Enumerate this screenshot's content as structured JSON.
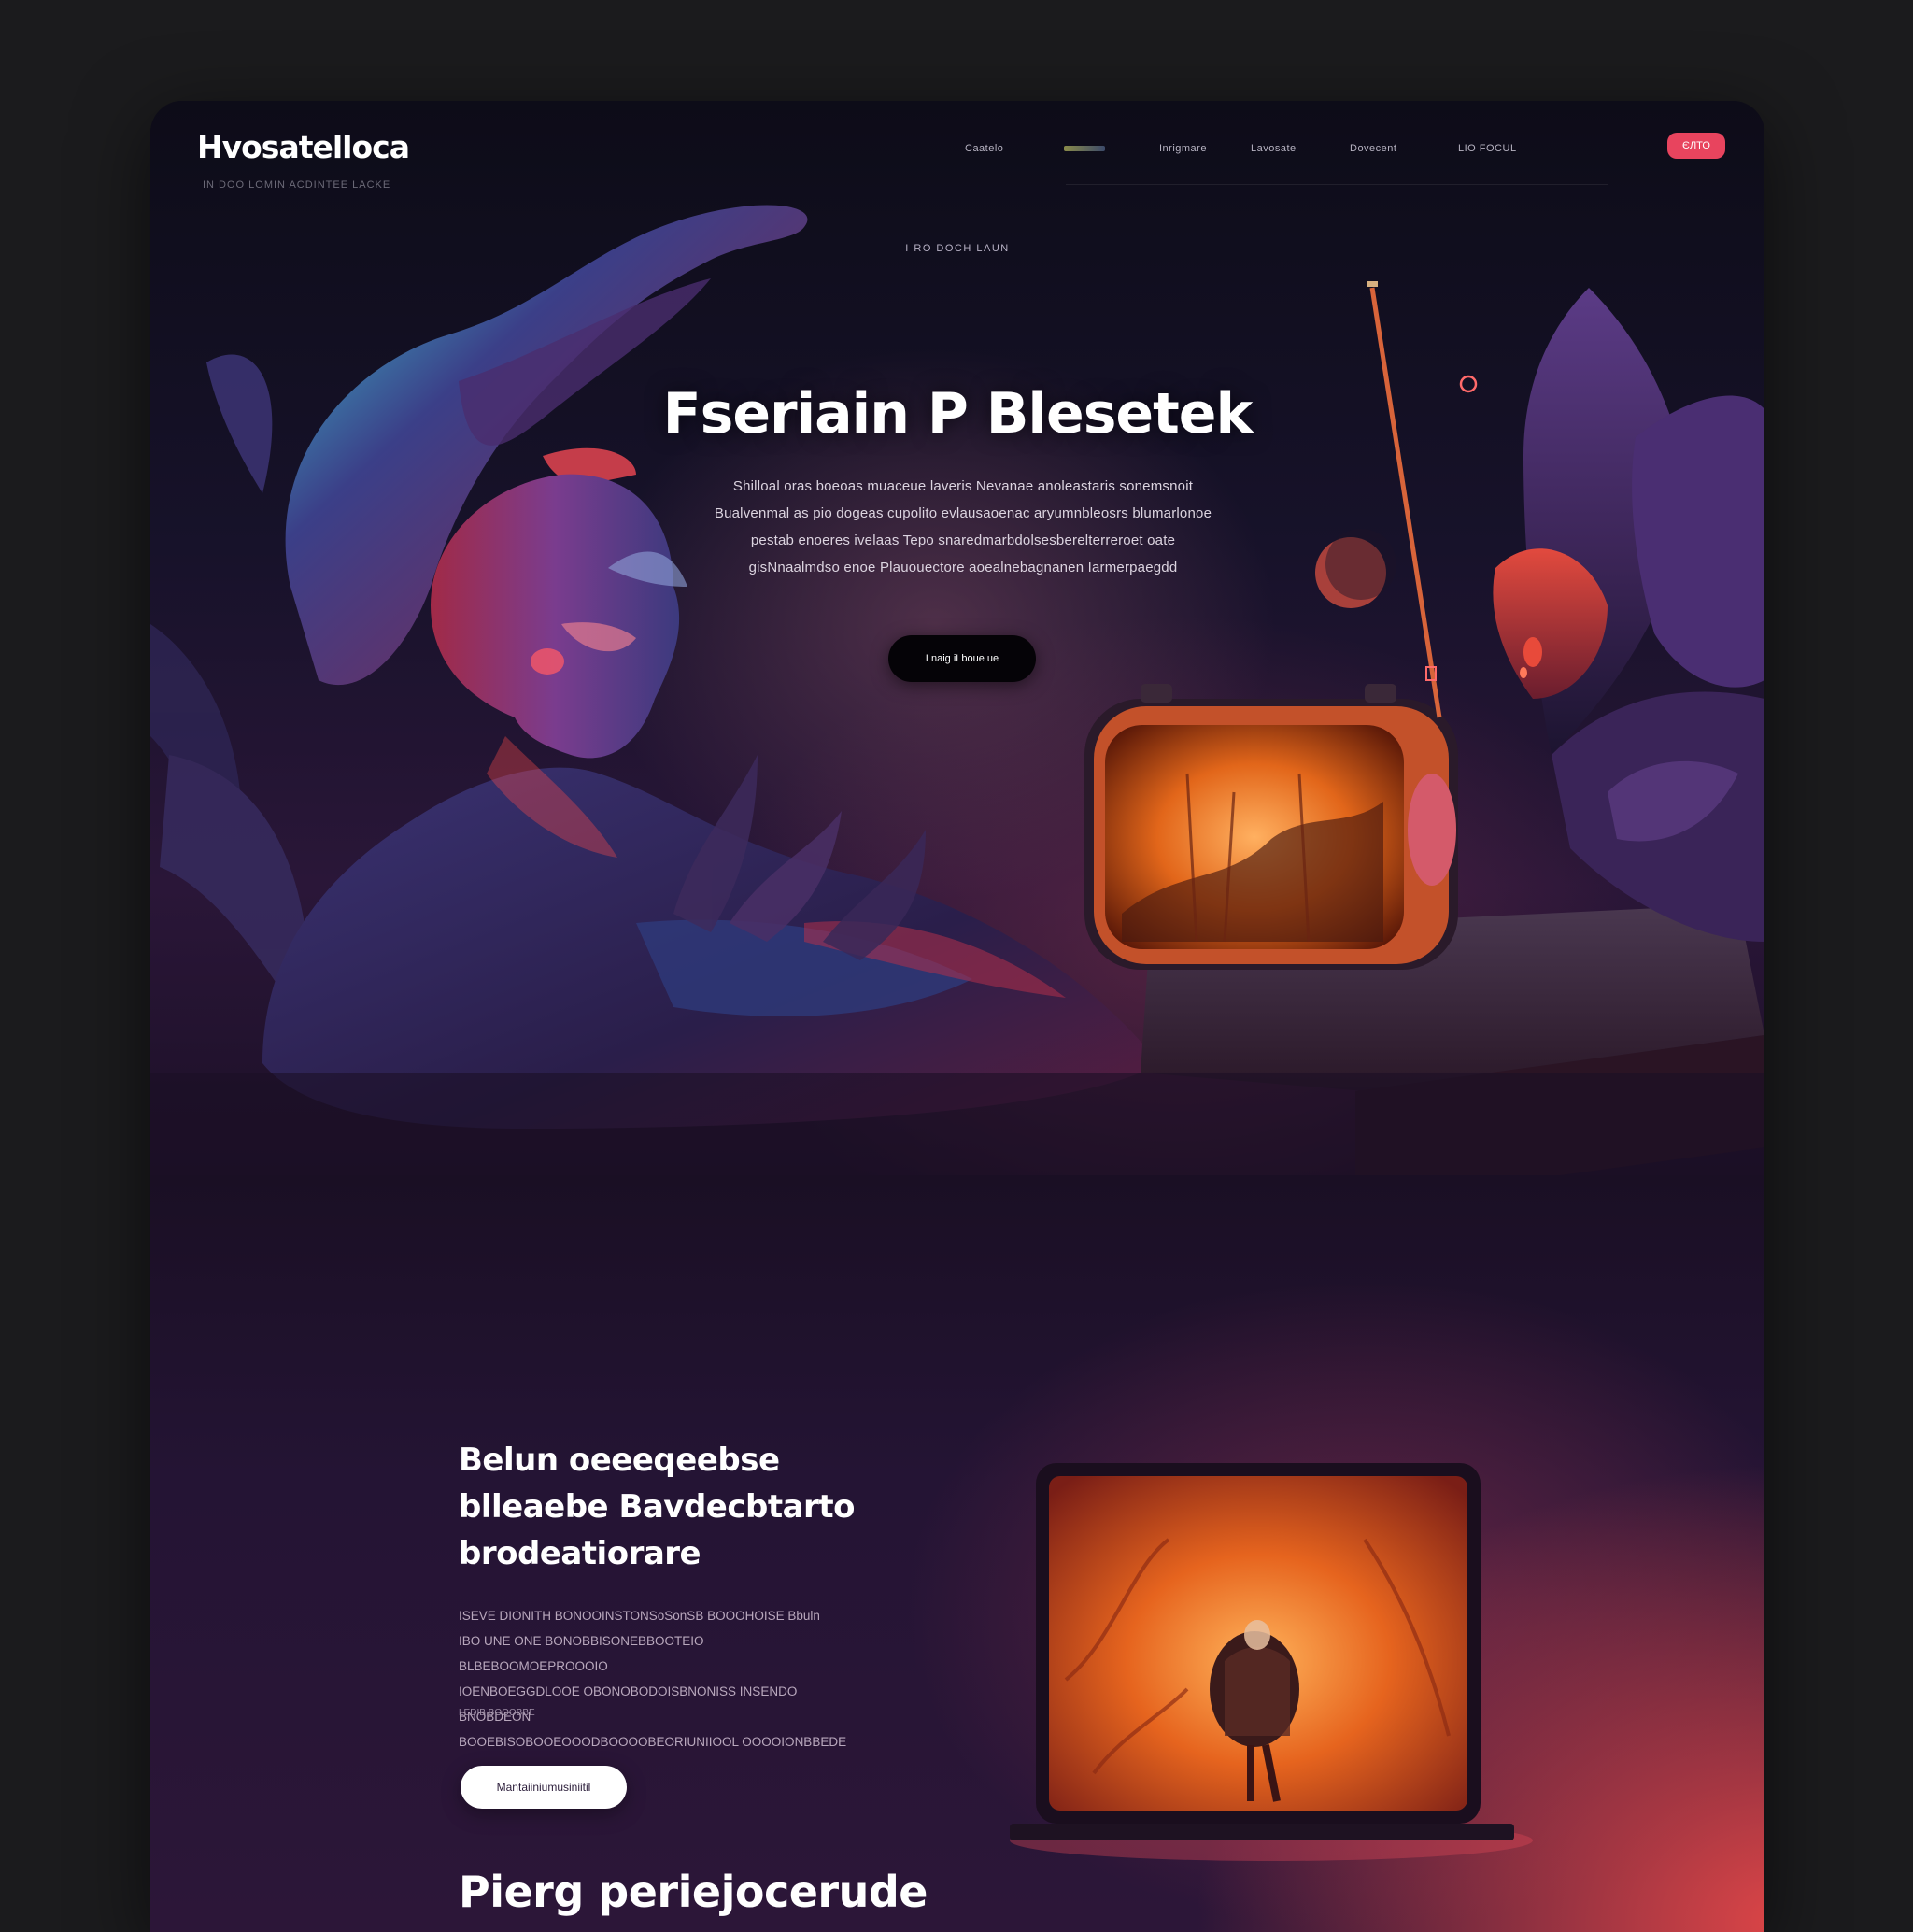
{
  "brand": {
    "logo": "Hvosatelloca",
    "tagline": "IN DOO LOMIN ACDINTEE LACKE"
  },
  "nav": {
    "items": [
      "Caatelo",
      "Inrigmare",
      "Lavosate",
      "Dovecent",
      "LIO FOCUL"
    ],
    "cta": "ЄЛТО"
  },
  "hero": {
    "eyebrow": "I RO DOCH LAUN",
    "title": "Fseriain P Blesetek",
    "body": [
      "Shilloal oras boeoas muaceue laveris Nevanae anoleastaris sonemsnoit",
      "Bualvenmal as pio dogeas cupolito evlausaoenac aryumnbleosrs blumarlonoe",
      "pestab enoeres ivelaas Tepo snaredmarbdolsesberelterreroet oate",
      "gisNnaalmdso enoe Plauouectore aoealnebagnanen Iarmerpaegdd"
    ],
    "cta": "Lnaig iLboue ue"
  },
  "feature": {
    "title_lines": [
      "Belun oeeeqeebse",
      "blleaebe Bavdecbtarto",
      "brodeatiorare"
    ],
    "body": [
      "ISEVE DIONITH BONOOINSTONSoSonSB BOOOHOISE Bbuln",
      "IBO UNE ONE BONOBBISONEBBOOTEIO BLBEBOOMOEPROOOIO",
      "IOENBOEGGDLOOE OBONOBODOISBNONISS INSENDO BNOBDEON",
      "BOOEBISOBOOEOOODBOOOOBEORIUNIIOOL OOOOIONBBEDE"
    ],
    "note": "LEDIB BOOOBBE",
    "cta": "Mantaiiniumusiniitil"
  },
  "bottom": {
    "title": "Pierg periejocerude"
  },
  "colors": {
    "accent": "#e8445e",
    "background": "#1b1b1d",
    "hero_glow": "#ff7a2a"
  }
}
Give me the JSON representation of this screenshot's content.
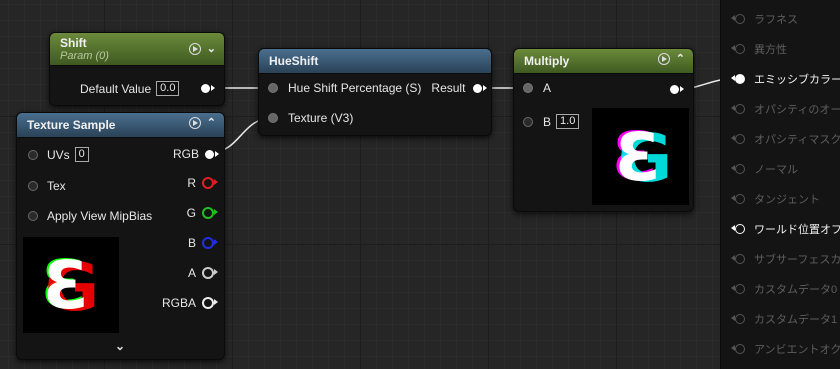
{
  "nodes": {
    "shift": {
      "title": "Shift",
      "subtitle": "Param (0)",
      "default_value_label": "Default Value",
      "default_value": "0.0"
    },
    "hueshift": {
      "title": "HueShift",
      "inputs": [
        "Hue Shift Percentage (S)",
        "Texture (V3)"
      ],
      "output": "Result"
    },
    "multiply": {
      "title": "Multiply",
      "input_a": "A",
      "input_b": "B",
      "b_value": "1.0"
    },
    "texture_sample": {
      "title": "Texture Sample",
      "inputs": [
        {
          "label": "UVs",
          "value": "0"
        },
        {
          "label": "Tex"
        },
        {
          "label": "Apply View MipBias"
        }
      ],
      "outputs": [
        {
          "label": "RGB",
          "color": "#ffffff"
        },
        {
          "label": "R",
          "color": "#e02020"
        },
        {
          "label": "G",
          "color": "#20c020"
        },
        {
          "label": "B",
          "color": "#2030e0"
        },
        {
          "label": "A",
          "color": "#cccccc"
        },
        {
          "label": "RGBA",
          "color": "#eeeeee"
        }
      ]
    }
  },
  "sidebar": {
    "items": [
      {
        "label": "ラフネス",
        "active": false
      },
      {
        "label": "異方性",
        "active": false
      },
      {
        "label": "エミッシブカラー",
        "active": true
      },
      {
        "label": "オパシティのオー",
        "active": false
      },
      {
        "label": "オパシティマスク",
        "active": false
      },
      {
        "label": "ノーマル",
        "active": false
      },
      {
        "label": "タンジェント",
        "active": false
      },
      {
        "label": "ワールド位置オフ",
        "active": true
      },
      {
        "label": "サブサーフェスカ",
        "active": false
      },
      {
        "label": "カスタムデータ0",
        "active": false
      },
      {
        "label": "カスタムデータ1",
        "active": false
      },
      {
        "label": "アンビエントオク",
        "active": false
      }
    ]
  },
  "colors": {
    "param_header": "#5f7d34",
    "function_header": "#3e5f7c",
    "multiply_header": "#5f7d34"
  }
}
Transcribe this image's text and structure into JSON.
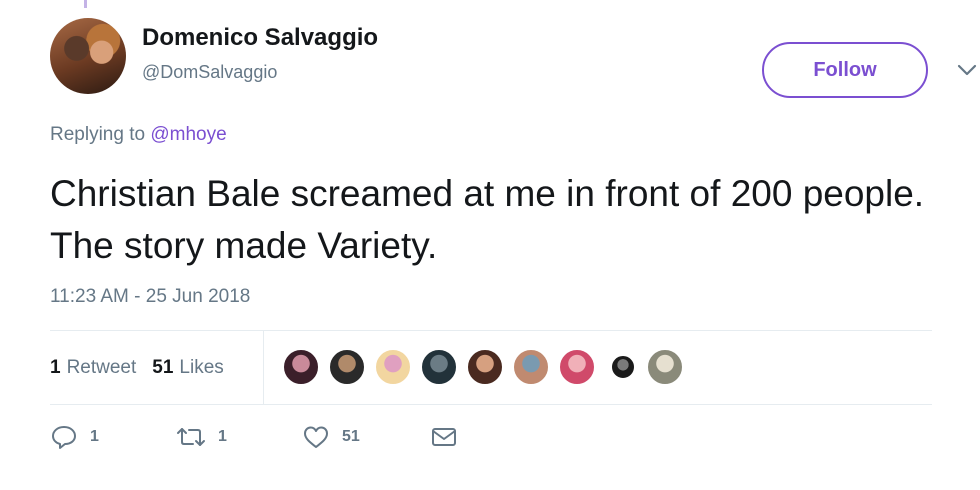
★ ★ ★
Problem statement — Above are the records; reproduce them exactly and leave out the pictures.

Reply to the task —
Enumerate this screenshot's content as structured JSON.
{
  "brand": {
    "logo": "Hvosatelloca",
    "tagline": "IN DOO LOMIN ACDINTEE LACKE"
  },
  "nav": {
    "items": [
      "Caatelo",
      "Inrigmare",
      "Lavosate",
      "Dovecent",
      "LIO FOCUL"
    ],
    "cta": "ЄЛТО"
  },
  "hero": {
    "eyebrow": "I RO DOCH LAUN",
    "title": "Fseriain P Blesetek",
    "body": [
      "Shilloal oras boeoas muaceue laveris Nevanae anoleastaris sonemsnoit",
      "Bualvenmal as pio dogeas cupolito evlausaoenac aryumnbleosrs blumarlonoe",
      "pestab enoeres ivelaas Tepo snaredmarbdolsesberelterreroet oate",
      "gisNnaalmdso enoe Plauouectore aoealnebagnanen Iarmerpaegdd"
    ],
    "cta": "Lnaig iLboue ue"
  },
  "feature": {
    "title_lines": [
      "Belun oeeeqeebse",
      "blleaebe Bavdecbtarto",
      "brodeatiorare"
    ],
    "body": [
      "ISEVE DIONITH BONOOINSTONSoSonSB BOOOHOISE Bbuln",
      "IBO UNE ONE BONOBBISONEBBOOTEIO BLBEBOOMOEPROOOIO",
      "IOENBOEGGDLOOE OBONOBODOISBNONISS INSENDO BNOBDEON",
      "BOOEBISOBOOEOOODBOOOOBEORIUNIIOOL OOOOIONBBEDE"
    ],
    "note": "LEDIB BOOOBBE",
    "cta": "Mantaiiniumusiniitil"
  },
  "bottom": {
    "title": "Pierg periejocerude"
  },
  "colors": {
    "accent": "#e8445e",
    "background": "#1b1b1d",
    "hero_glow": "#ff7a2a"
  }
}
Give me the JSON representation of this screenshot's content.
{
  "nodes": {
    "shift": {
      "title": "Shift",
      "subtitle": "Param (0)",
      "default_value_label": "Default Value",
      "default_value": "0.0"
    },
    "hueshift": {
      "title": "HueShift",
      "inputs": [
        "Hue Shift Percentage (S)",
        "Texture (V3)"
      ],
      "output": "Result"
    },
    "multiply": {
      "title": "Multiply",
      "input_a": "A",
      "input_b": "B",
      "b_value": "1.0"
    },
    "texture_sample": {
      "title": "Texture Sample",
      "inputs": [
        {
          "label": "UVs",
          "value": "0"
        },
        {
          "label": "Tex"
        },
        {
          "label": "Apply View MipBias"
        }
      ],
      "outputs": [
        {
          "label": "RGB",
          "color": "#ffffff"
        },
        {
          "label": "R",
          "color": "#e02020"
        },
        {
          "label": "G",
          "color": "#20c020"
        },
        {
          "label": "B",
          "color": "#2030e0"
        },
        {
          "label": "A",
          "color": "#cccccc"
        },
        {
          "label": "RGBA",
          "color": "#eeeeee"
        }
      ]
    }
  },
  "sidebar": {
    "items": [
      {
        "label": "ラフネス",
        "active": false
      },
      {
        "label": "異方性",
        "active": false
      },
      {
        "label": "エミッシブカラー",
        "active": true
      },
      {
        "label": "オパシティのオー",
        "active": false
      },
      {
        "label": "オパシティマスク",
        "active": false
      },
      {
        "label": "ノーマル",
        "active": false
      },
      {
        "label": "タンジェント",
        "active": false
      },
      {
        "label": "ワールド位置オフ",
        "active": true
      },
      {
        "label": "サブサーフェスカ",
        "active": false
      },
      {
        "label": "カスタムデータ0",
        "active": false
      },
      {
        "label": "カスタムデータ1",
        "active": false
      },
      {
        "label": "アンビエントオク",
        "active": false
      }
    ]
  },
  "colors": {
    "param_header": "#5f7d34",
    "function_header": "#3e5f7c",
    "multiply_header": "#5f7d34"
  }
}
Transcribe this image's text and structure into JSON.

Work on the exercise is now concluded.